= Task brief =
Could you restate the entries below word for word and leave the images out?

= Records provided =

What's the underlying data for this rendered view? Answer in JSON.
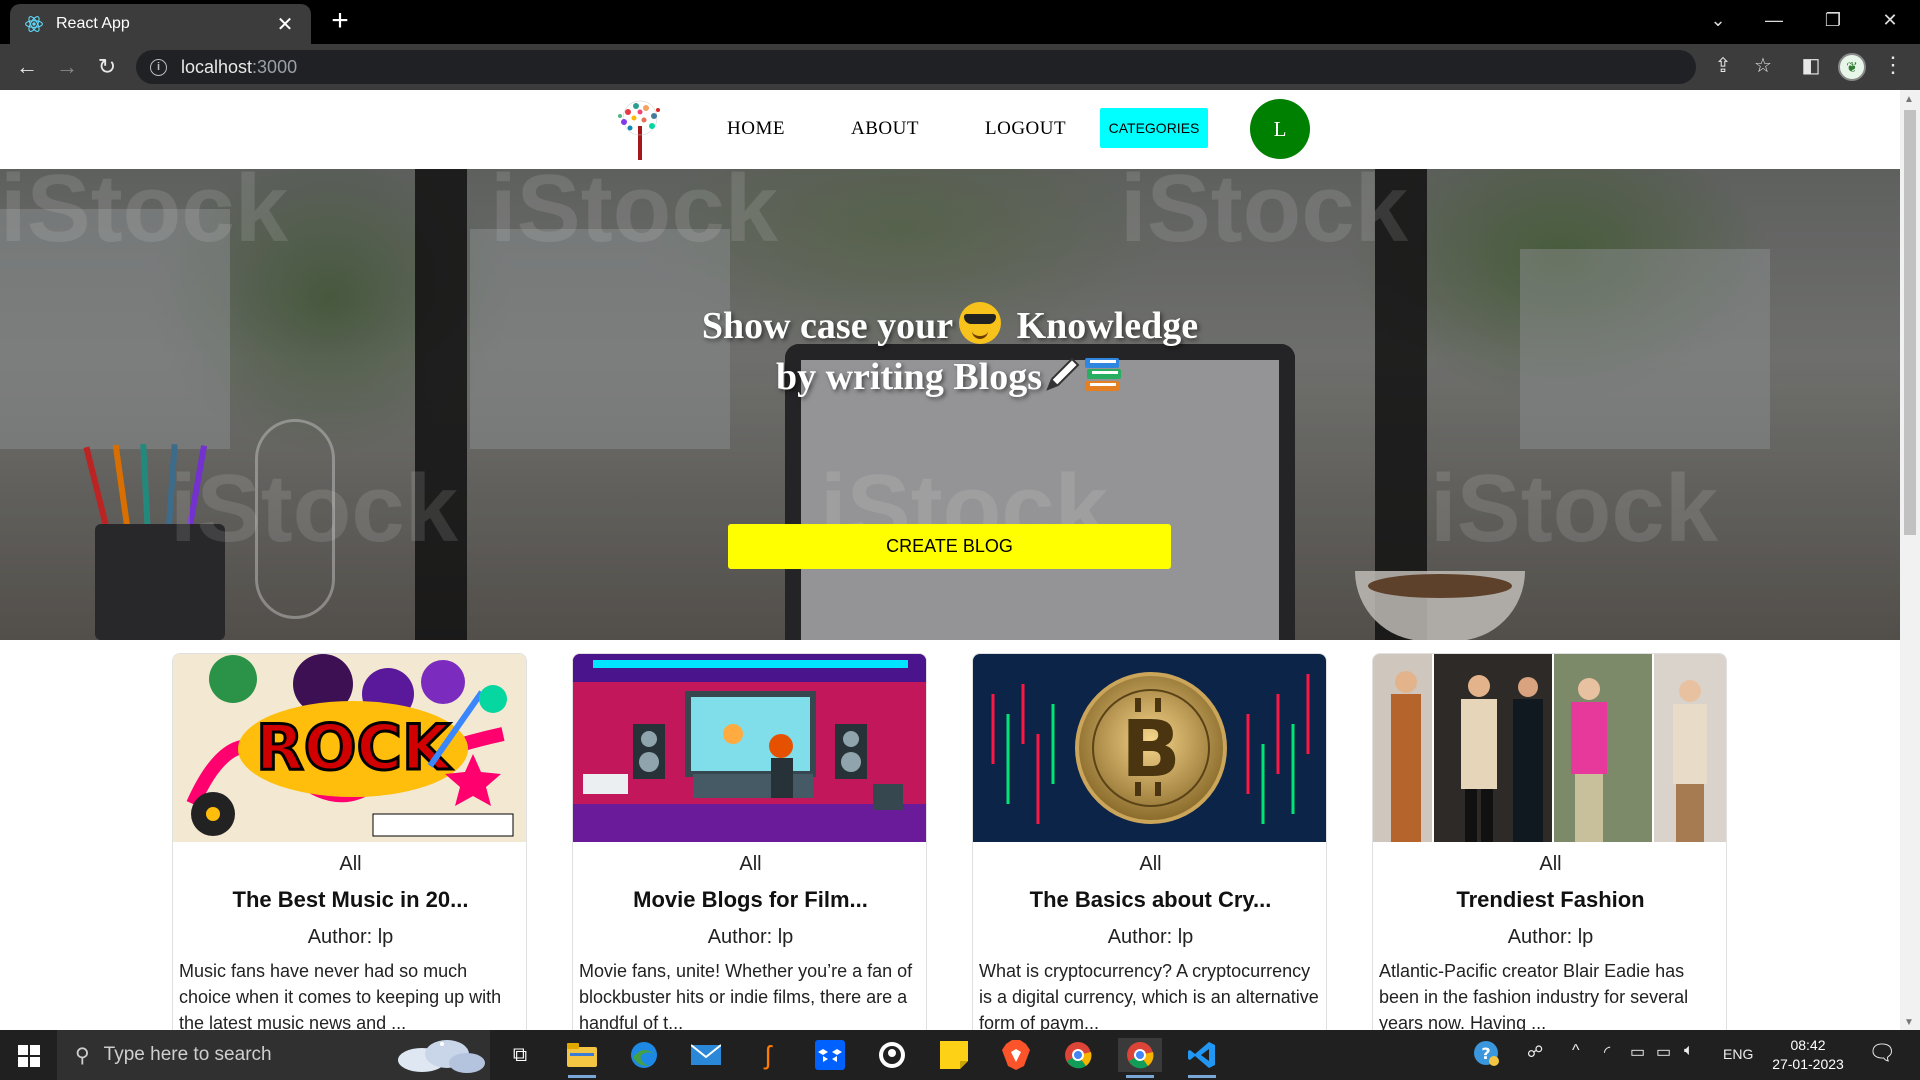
{
  "browser": {
    "tab_title": "React App",
    "url_host": "localhost",
    "url_port": ":3000"
  },
  "nav": {
    "home": "HOME",
    "about": "ABOUT",
    "logout": "LOGOUT",
    "categories": "CATEGORIES",
    "avatar_initial": "L"
  },
  "hero": {
    "line1_a": "Show case your",
    "line1_b": "Knowledge",
    "line2": "by writing Blogs",
    "create_button": "CREATE BLOG",
    "watermarks": [
      "iStock",
      "iStock",
      "iStock",
      "iStock",
      "iStock",
      "iStock"
    ]
  },
  "posts": [
    {
      "category": "All",
      "title": "The Best Music in 20...",
      "author": "Author: lp",
      "description": "Music fans have never had so much choice when it comes to keeping up with the latest music news and ..."
    },
    {
      "category": "All",
      "title": "Movie Blogs for Film...",
      "author": "Author: lp",
      "description": "Movie fans, unite! Whether you’re a fan of blockbuster hits or indie films, there are a handful of t..."
    },
    {
      "category": "All",
      "title": "The Basics about Cry...",
      "author": "Author: lp",
      "description": "What is cryptocurrency? A cryptocurrency is a digital currency, which is an alternative form of paym..."
    },
    {
      "category": "All",
      "title": "Trendiest Fashion",
      "author": "Author: lp",
      "description": "Atlantic-Pacific creator Blair Eadie has been in the fashion industry for several years now. Having ..."
    }
  ],
  "taskbar": {
    "search_placeholder": "Type here to search",
    "language": "ENG",
    "time": "08:42",
    "date": "27-01-2023"
  },
  "colors": {
    "categories_button": "#00ffff",
    "create_button": "#ffff00",
    "avatar": "#008000"
  }
}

= Solution to this exercise =
What's the underlying data for this rendered view? Answer in JSON.
{
  "browser": {
    "tab_title": "React App",
    "url_host": "localhost",
    "url_port": ":3000"
  },
  "nav": {
    "home": "HOME",
    "about": "ABOUT",
    "logout": "LOGOUT",
    "categories": "CATEGORIES",
    "avatar_initial": "L"
  },
  "hero": {
    "line1_a": "Show case your",
    "line1_b": "Knowledge",
    "line2": "by writing Blogs",
    "create_button": "CREATE BLOG",
    "watermarks": [
      "iStock",
      "iStock",
      "iStock",
      "iStock",
      "iStock",
      "iStock"
    ]
  },
  "posts": [
    {
      "category": "All",
      "title": "The Best Music in 20...",
      "author": "Author: lp",
      "description": "Music fans have never had so much choice when it comes to keeping up with the latest music news and ..."
    },
    {
      "category": "All",
      "title": "Movie Blogs for Film...",
      "author": "Author: lp",
      "description": "Movie fans, unite! Whether you’re a fan of blockbuster hits or indie films, there are a handful of t..."
    },
    {
      "category": "All",
      "title": "The Basics about Cry...",
      "author": "Author: lp",
      "description": "What is cryptocurrency? A cryptocurrency is a digital currency, which is an alternative form of paym..."
    },
    {
      "category": "All",
      "title": "Trendiest Fashion",
      "author": "Author: lp",
      "description": "Atlantic-Pacific creator Blair Eadie has been in the fashion industry for several years now. Having ..."
    }
  ],
  "taskbar": {
    "search_placeholder": "Type here to search",
    "language": "ENG",
    "time": "08:42",
    "date": "27-01-2023"
  },
  "colors": {
    "categories_button": "#00ffff",
    "create_button": "#ffff00",
    "avatar": "#008000"
  }
}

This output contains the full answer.